▸ **What you are asked to do**
With the pictures omitted, set down exactly the lines from the one that contains "What data populates" through the last line of the data.

Supplied material section start

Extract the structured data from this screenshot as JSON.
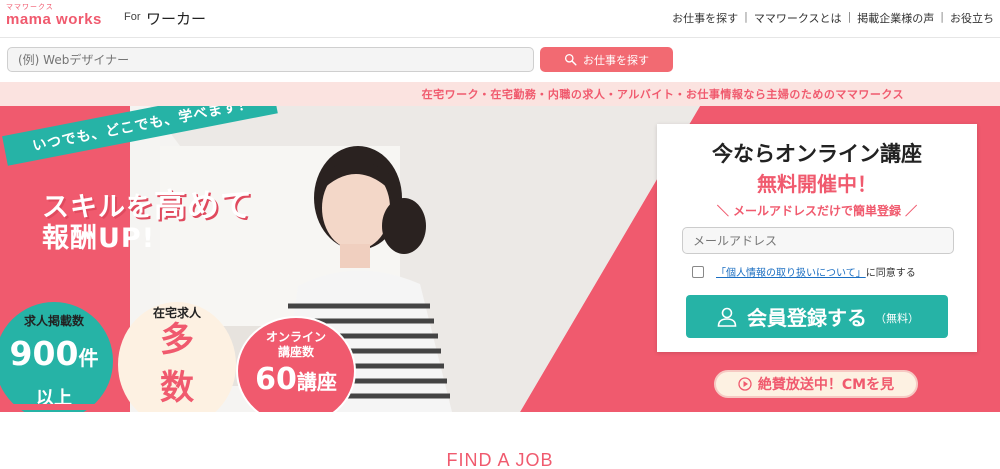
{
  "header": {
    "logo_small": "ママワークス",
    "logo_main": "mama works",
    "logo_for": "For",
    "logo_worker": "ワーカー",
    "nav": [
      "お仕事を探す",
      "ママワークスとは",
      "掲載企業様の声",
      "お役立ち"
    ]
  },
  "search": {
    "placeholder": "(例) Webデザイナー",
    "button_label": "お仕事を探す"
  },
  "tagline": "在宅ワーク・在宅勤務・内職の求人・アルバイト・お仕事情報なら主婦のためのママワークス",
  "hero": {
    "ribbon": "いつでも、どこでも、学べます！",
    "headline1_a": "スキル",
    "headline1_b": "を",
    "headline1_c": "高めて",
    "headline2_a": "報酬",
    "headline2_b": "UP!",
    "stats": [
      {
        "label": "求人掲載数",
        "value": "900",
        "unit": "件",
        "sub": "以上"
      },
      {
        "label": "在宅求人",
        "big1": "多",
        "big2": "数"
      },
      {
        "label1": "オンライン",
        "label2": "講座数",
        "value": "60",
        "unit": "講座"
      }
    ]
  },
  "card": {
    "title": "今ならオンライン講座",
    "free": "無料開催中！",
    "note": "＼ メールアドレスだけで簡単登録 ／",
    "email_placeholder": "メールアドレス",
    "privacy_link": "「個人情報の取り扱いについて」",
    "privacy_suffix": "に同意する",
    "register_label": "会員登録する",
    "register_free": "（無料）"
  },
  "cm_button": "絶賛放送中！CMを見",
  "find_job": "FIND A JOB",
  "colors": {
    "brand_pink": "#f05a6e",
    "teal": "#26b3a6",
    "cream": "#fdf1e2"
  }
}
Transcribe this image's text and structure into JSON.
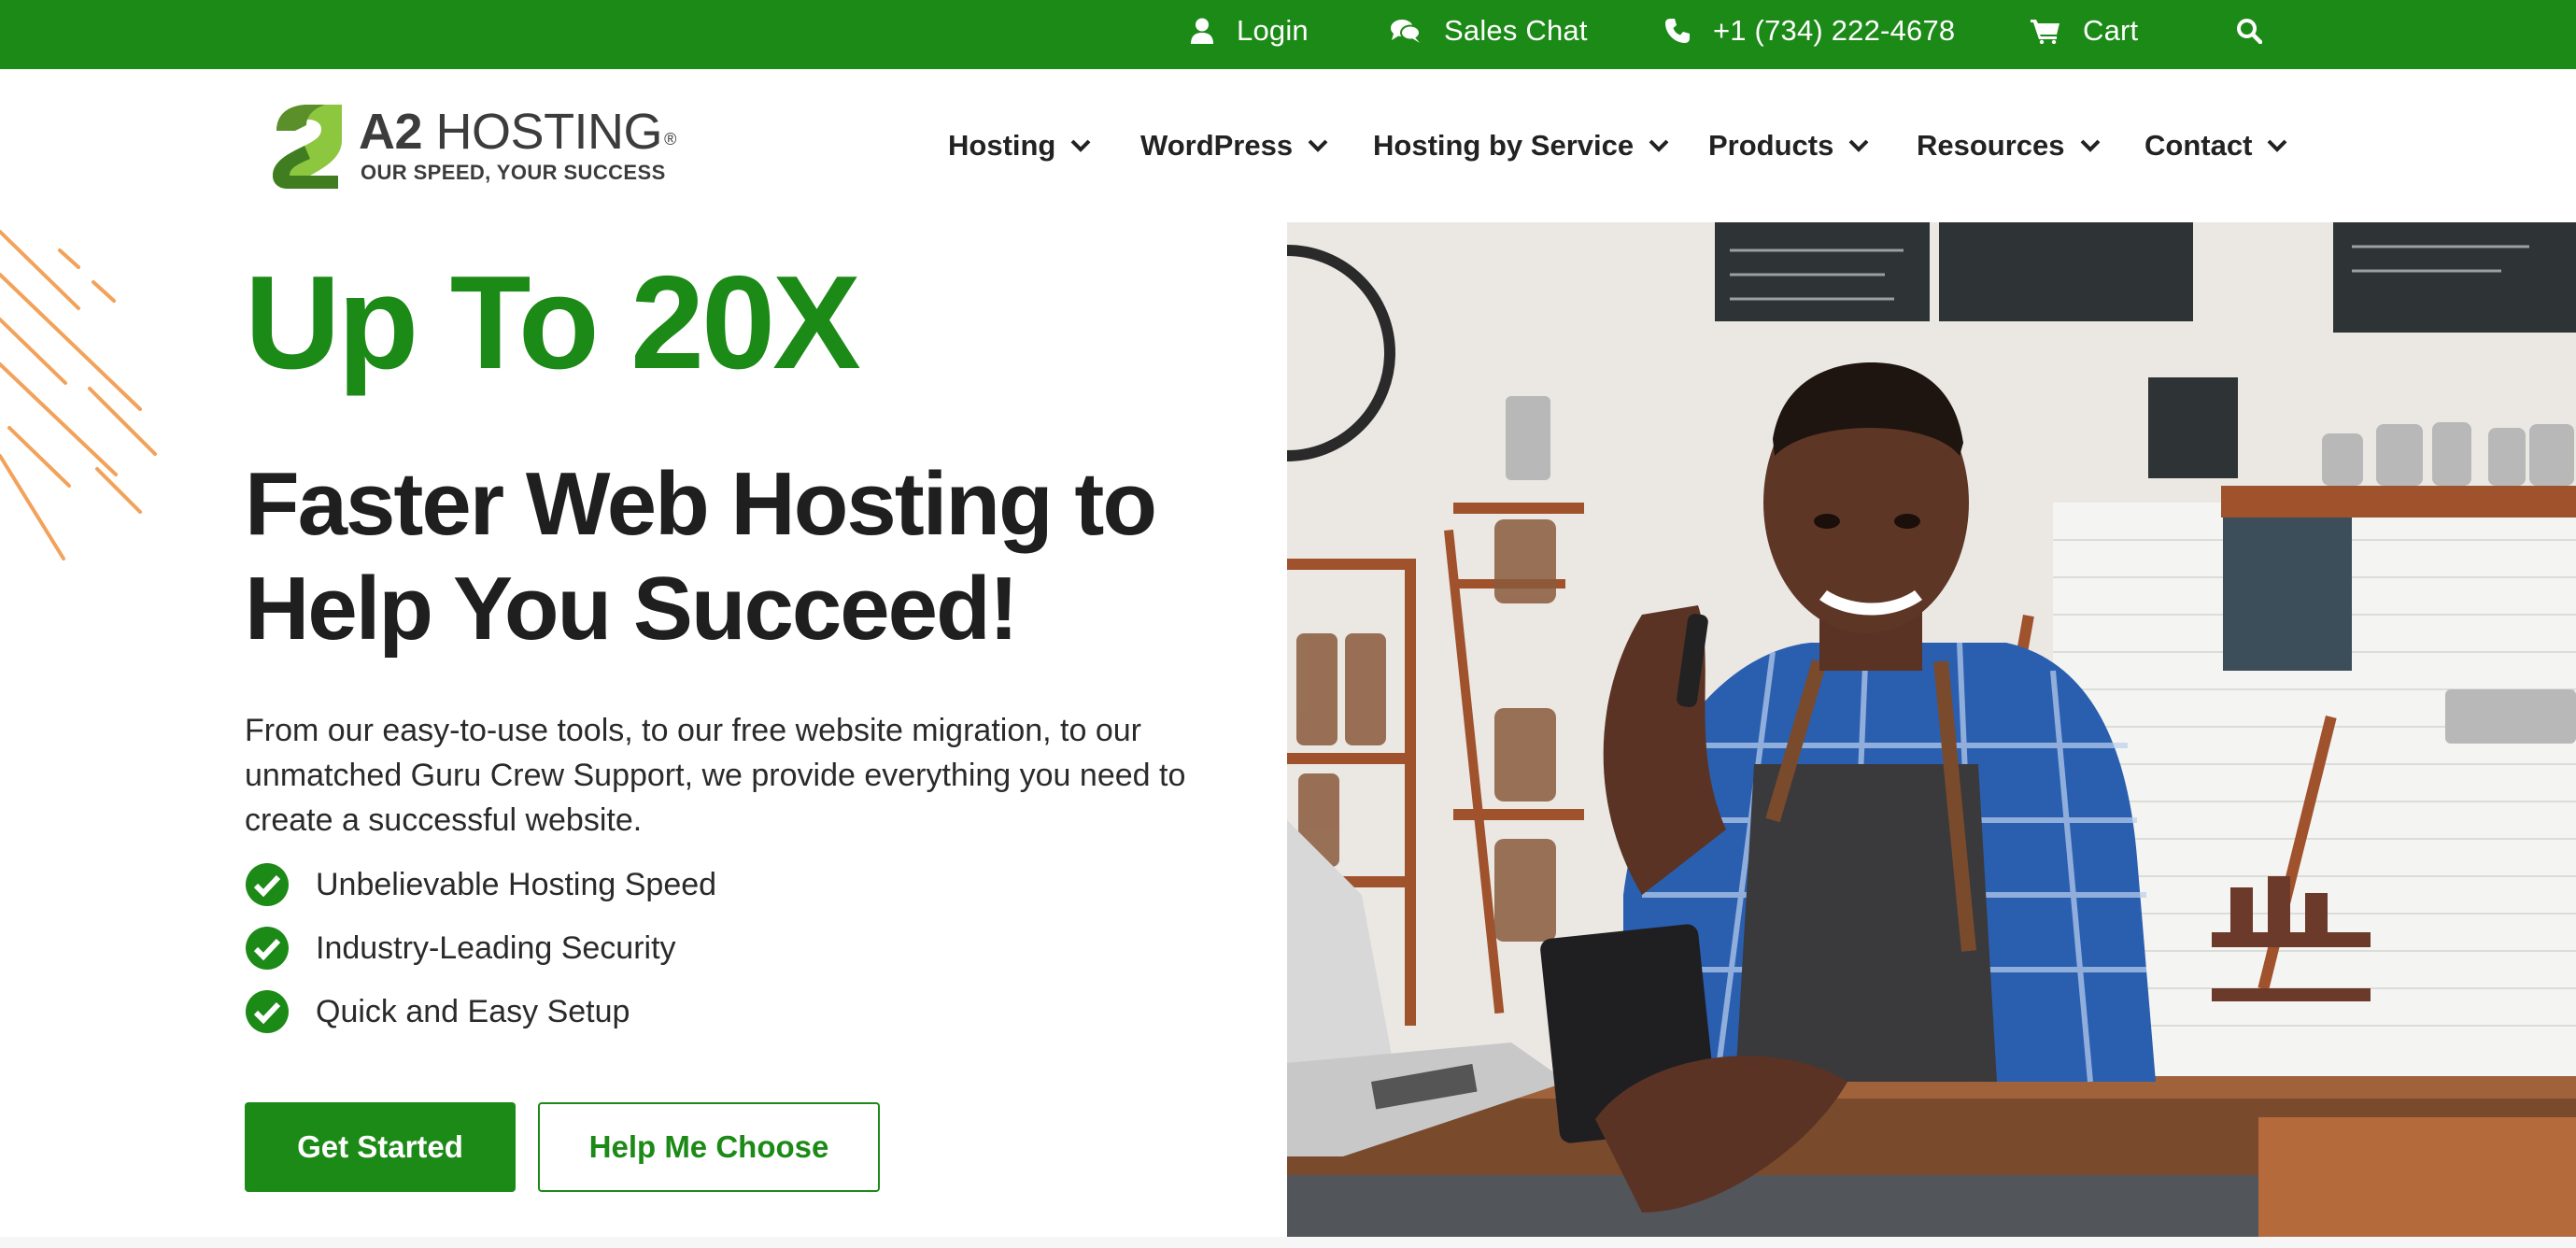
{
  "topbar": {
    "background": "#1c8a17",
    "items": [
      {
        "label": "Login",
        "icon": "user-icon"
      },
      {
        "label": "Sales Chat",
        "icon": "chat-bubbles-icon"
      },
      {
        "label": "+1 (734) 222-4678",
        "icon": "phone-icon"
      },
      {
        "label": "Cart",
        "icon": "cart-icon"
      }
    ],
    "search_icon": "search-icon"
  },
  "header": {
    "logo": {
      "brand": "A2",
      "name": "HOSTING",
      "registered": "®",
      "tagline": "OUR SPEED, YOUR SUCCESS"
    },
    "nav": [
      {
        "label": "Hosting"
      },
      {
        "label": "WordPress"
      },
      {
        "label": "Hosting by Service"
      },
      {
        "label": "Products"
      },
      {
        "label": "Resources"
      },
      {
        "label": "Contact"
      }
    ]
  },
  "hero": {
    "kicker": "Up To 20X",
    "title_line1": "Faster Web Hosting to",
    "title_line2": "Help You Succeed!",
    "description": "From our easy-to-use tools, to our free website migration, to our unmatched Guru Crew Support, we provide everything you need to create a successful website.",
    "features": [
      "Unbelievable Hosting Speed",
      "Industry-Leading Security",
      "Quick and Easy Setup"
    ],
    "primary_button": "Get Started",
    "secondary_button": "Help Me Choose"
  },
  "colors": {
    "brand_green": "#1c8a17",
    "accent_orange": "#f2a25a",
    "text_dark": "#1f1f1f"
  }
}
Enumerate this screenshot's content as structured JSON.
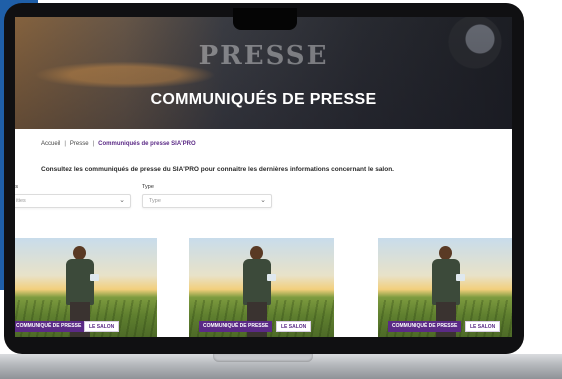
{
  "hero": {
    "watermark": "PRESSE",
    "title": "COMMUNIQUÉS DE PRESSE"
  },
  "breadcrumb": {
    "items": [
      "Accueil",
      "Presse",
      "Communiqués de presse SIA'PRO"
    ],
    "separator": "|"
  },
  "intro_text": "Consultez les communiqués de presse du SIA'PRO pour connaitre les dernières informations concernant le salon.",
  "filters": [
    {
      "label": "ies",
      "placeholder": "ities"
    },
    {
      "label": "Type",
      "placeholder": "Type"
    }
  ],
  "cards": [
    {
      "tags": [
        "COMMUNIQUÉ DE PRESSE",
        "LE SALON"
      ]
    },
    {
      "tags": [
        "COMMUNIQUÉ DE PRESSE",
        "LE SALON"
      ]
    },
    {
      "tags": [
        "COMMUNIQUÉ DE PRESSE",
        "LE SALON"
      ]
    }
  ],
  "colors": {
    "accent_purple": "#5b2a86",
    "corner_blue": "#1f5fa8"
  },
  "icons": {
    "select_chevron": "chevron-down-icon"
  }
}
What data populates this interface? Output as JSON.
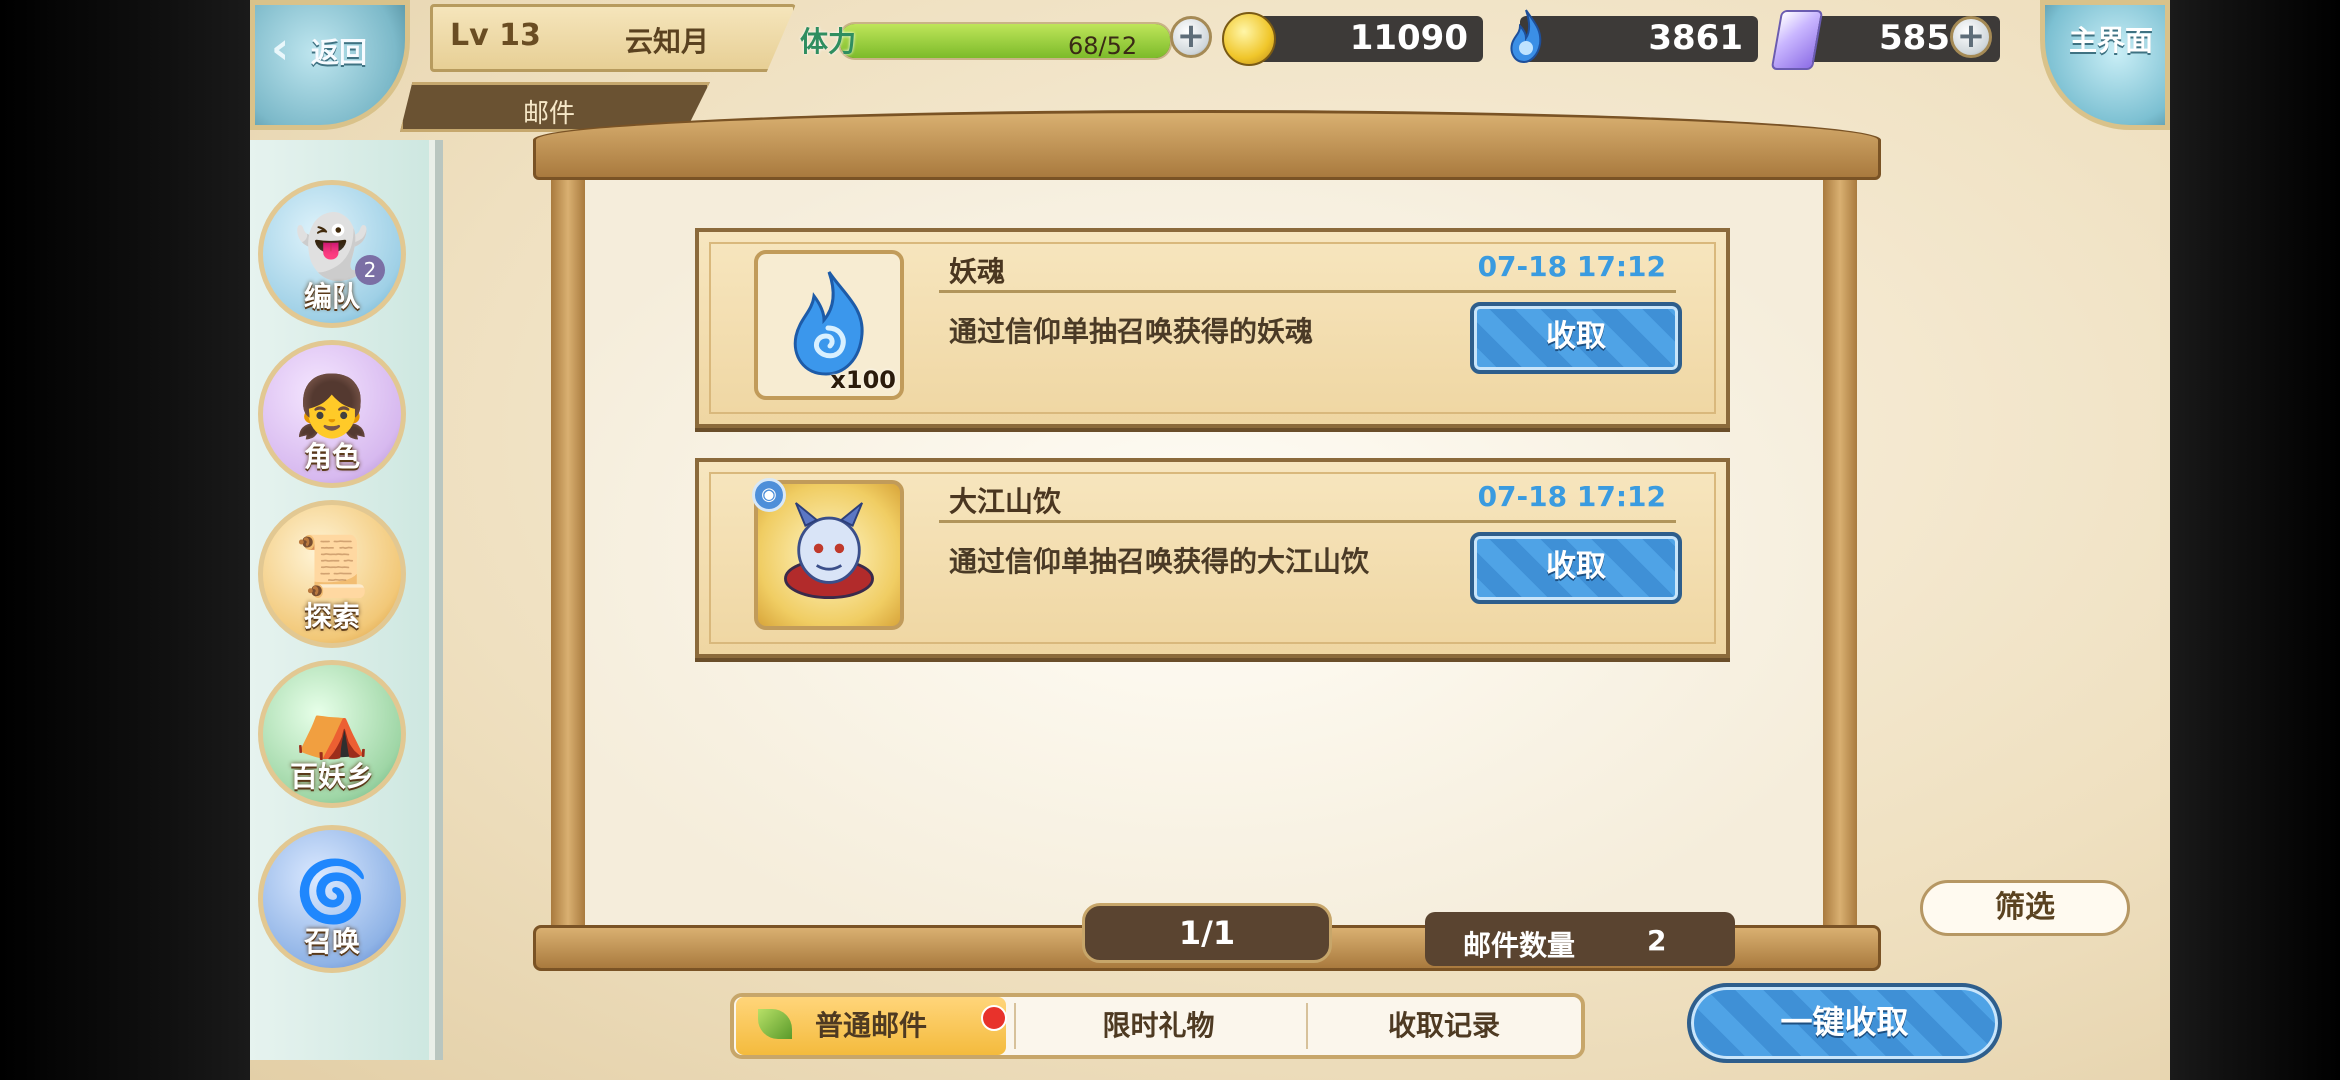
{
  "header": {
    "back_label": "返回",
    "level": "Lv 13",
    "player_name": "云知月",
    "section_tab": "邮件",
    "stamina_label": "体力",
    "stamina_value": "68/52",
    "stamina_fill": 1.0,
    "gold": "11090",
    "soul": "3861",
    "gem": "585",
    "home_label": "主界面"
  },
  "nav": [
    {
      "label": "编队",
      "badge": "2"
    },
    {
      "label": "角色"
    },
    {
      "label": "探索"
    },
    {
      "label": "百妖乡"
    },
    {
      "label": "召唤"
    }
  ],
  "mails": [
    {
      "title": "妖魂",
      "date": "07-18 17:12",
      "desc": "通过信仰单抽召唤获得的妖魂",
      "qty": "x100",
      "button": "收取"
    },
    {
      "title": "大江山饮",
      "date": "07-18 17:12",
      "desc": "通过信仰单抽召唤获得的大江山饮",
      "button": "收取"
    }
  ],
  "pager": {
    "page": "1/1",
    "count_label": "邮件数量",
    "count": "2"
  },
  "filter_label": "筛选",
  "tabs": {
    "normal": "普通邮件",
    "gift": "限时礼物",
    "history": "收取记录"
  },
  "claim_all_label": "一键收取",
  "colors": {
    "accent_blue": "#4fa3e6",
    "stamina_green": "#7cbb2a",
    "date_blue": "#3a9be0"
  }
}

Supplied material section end

▸ **Answer to this task**
What data populates this interface? Output as JSON.
{
  "header": {
    "back_label": "返回",
    "level": "Lv 13",
    "player_name": "云知月",
    "section_tab": "邮件",
    "stamina_label": "体力",
    "stamina_value": "68/52",
    "stamina_fill": 1.0,
    "gold": "11090",
    "soul": "3861",
    "gem": "585",
    "home_label": "主界面"
  },
  "nav": [
    {
      "label": "编队",
      "badge": "2"
    },
    {
      "label": "角色"
    },
    {
      "label": "探索"
    },
    {
      "label": "百妖乡"
    },
    {
      "label": "召唤"
    }
  ],
  "mails": [
    {
      "title": "妖魂",
      "date": "07-18 17:12",
      "desc": "通过信仰单抽召唤获得的妖魂",
      "qty": "x100",
      "button": "收取"
    },
    {
      "title": "大江山饮",
      "date": "07-18 17:12",
      "desc": "通过信仰单抽召唤获得的大江山饮",
      "button": "收取"
    }
  ],
  "pager": {
    "page": "1/1",
    "count_label": "邮件数量",
    "count": "2"
  },
  "filter_label": "筛选",
  "tabs": {
    "normal": "普通邮件",
    "gift": "限时礼物",
    "history": "收取记录"
  },
  "claim_all_label": "一键收取",
  "colors": {
    "accent_blue": "#4fa3e6",
    "stamina_green": "#7cbb2a",
    "date_blue": "#3a9be0"
  }
}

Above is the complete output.